French polling agency Ifop interviewed 1,000 people in six European countries to examine attitudes to migration across Europe in the context of an ongoing refugee crisis.
In Spain, the majority of people asked – 52 percent – disagreed with the statement “Our country already has a lot of foreigners or people of foreign origin and it is not possible to accommodate additional immigrants”.
People spoken to in other European countries included in the survey displayed more pessimistic views towards their ability to cope with more immigration.
Nearly two thirds (63 percent) of people polled in France thought the country had already reached its upper limit in terms of migrant numbers while that figure was 63 percent in the Netherlands and 60 percent in the UK.
At the other end of the scale, just 33 percent of Germans said their country couldn't deal with more migrants.
However, the Ifop survey also suggested that Spaniards were concerned by the financial impact of immigration.
Only 36 percent agreed that “our country has the economic and financial resources to welcome migrants”, in contrast to 69 percent in Germany.
And while half of Germans polled said that immigration could help boost the national economy, only 33 percent of Spanish people felt the same way.
Germany came out as the most ‘migrant friendly’ of the countries surveyed, with two in three people survey respondents agreeing that their country could accommodate more migrants.
A total of 79 percent of Germans said that their country had a duty to accept those fleeing war and poverty, a figure which fell to 67 percent in Spain and just 54 percent in Great Britain.
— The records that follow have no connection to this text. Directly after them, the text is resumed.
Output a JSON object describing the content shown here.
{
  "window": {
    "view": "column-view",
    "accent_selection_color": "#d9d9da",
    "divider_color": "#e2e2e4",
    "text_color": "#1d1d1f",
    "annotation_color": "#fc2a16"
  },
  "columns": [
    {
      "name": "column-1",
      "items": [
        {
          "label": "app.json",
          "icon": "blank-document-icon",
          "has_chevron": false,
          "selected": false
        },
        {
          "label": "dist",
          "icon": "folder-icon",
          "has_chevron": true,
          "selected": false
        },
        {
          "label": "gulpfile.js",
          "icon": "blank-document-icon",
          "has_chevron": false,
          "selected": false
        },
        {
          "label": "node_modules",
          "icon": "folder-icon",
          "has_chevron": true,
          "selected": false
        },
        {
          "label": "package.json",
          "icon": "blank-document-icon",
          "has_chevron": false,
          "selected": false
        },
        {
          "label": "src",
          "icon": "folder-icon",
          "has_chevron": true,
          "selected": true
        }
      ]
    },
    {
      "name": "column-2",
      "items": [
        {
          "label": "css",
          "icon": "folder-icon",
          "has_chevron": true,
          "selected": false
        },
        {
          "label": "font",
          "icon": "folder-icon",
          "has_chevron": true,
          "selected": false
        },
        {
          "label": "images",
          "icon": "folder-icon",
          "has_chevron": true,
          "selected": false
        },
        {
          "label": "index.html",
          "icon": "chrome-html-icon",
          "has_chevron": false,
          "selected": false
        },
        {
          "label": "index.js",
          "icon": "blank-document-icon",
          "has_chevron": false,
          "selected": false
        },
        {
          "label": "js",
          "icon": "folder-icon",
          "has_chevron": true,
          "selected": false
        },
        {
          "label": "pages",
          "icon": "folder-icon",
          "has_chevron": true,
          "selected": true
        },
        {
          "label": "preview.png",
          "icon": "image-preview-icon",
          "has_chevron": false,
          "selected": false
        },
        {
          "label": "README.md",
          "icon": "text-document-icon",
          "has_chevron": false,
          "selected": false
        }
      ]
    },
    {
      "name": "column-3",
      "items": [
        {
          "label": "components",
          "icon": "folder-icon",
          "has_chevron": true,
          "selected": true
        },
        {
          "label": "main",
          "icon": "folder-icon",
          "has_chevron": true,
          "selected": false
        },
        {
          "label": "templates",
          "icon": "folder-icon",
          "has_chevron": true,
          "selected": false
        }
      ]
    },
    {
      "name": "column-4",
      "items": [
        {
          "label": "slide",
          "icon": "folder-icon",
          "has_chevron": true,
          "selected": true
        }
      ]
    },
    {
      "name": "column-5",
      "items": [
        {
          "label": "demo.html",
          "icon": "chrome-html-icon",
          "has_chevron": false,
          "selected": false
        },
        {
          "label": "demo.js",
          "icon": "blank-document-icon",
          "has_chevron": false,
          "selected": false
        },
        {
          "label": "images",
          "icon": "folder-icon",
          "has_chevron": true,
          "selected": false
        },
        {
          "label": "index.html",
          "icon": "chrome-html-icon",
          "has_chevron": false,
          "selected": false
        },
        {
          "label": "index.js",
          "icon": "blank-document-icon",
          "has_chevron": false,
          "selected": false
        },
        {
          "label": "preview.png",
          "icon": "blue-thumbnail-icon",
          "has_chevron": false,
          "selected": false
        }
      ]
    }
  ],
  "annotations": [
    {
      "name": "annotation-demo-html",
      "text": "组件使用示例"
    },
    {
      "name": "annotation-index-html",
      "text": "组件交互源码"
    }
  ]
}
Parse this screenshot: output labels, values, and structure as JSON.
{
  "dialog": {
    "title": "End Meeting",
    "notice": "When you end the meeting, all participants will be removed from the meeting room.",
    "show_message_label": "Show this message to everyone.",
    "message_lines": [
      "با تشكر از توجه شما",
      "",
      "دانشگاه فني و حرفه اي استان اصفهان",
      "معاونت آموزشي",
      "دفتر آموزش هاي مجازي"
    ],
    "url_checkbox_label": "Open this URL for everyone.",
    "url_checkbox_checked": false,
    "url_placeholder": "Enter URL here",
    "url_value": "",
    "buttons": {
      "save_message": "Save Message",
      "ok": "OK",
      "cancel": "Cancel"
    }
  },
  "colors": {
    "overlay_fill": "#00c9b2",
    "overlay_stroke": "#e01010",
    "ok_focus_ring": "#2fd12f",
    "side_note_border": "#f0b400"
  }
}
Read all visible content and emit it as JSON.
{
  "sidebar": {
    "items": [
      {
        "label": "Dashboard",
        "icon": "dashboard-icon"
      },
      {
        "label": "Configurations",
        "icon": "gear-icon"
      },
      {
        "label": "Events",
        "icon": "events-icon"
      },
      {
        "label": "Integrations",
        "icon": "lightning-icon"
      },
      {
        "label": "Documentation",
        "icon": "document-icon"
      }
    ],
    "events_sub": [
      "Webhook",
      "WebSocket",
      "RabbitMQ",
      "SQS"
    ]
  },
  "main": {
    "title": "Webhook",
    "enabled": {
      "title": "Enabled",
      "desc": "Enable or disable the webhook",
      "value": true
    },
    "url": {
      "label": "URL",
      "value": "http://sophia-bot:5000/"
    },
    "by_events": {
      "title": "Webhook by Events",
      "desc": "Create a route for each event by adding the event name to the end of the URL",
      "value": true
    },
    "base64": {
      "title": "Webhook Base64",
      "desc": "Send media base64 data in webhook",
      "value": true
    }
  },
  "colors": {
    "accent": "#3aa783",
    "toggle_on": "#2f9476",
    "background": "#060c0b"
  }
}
Spain agreed to accept 14,931 refugees under a quota scheme devised by the EU in early September, but earlier this month it rejected German plans to implement a more permanent system of sharing refugees across the EU.